*Problem details*: The response must contain every line below in which "Gestione" appears.

Records from a collection:

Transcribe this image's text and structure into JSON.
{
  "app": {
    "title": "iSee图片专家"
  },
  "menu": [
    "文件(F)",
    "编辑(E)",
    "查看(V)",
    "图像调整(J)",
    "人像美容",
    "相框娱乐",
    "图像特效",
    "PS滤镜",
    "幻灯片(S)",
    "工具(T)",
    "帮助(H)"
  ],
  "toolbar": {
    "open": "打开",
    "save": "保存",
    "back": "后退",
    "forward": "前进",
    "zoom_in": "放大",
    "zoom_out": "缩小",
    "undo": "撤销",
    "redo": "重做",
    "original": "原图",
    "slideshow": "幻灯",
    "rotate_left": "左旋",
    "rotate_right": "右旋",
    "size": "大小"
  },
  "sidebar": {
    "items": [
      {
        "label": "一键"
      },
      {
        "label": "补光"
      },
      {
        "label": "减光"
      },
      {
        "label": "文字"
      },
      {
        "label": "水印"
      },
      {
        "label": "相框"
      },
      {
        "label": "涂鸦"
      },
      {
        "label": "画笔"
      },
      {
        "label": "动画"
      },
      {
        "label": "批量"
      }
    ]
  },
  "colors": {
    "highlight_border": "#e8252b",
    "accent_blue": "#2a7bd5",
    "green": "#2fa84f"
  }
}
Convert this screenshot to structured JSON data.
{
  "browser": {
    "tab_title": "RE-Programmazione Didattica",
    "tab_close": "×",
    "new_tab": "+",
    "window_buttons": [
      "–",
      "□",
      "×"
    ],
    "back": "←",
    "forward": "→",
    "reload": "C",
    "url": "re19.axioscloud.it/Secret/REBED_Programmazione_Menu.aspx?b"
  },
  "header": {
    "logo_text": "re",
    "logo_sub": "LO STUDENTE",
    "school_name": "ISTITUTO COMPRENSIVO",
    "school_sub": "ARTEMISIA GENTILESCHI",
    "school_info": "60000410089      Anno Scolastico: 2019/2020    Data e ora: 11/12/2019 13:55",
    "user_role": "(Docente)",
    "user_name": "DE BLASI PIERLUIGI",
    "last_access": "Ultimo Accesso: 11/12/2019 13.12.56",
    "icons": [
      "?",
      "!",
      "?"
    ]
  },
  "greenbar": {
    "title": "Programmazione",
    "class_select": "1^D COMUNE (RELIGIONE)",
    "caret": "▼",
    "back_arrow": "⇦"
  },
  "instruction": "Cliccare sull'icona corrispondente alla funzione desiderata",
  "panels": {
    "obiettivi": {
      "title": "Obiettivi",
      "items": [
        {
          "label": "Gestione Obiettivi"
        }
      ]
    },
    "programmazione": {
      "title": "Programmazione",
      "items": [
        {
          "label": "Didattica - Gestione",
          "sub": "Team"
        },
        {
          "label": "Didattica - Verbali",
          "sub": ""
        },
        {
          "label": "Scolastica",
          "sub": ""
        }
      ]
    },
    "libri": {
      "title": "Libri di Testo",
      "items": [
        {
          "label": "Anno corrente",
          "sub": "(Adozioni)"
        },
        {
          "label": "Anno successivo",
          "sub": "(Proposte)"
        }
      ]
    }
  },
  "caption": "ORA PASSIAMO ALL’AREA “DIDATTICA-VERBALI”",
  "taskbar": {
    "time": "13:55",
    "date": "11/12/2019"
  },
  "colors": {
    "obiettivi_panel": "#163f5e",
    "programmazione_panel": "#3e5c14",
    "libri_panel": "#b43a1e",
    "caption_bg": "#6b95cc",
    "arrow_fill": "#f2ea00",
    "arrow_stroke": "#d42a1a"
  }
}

*Response*:
          "label": "Gestione Obiettivi"
          "label": "Didattica - Gestione",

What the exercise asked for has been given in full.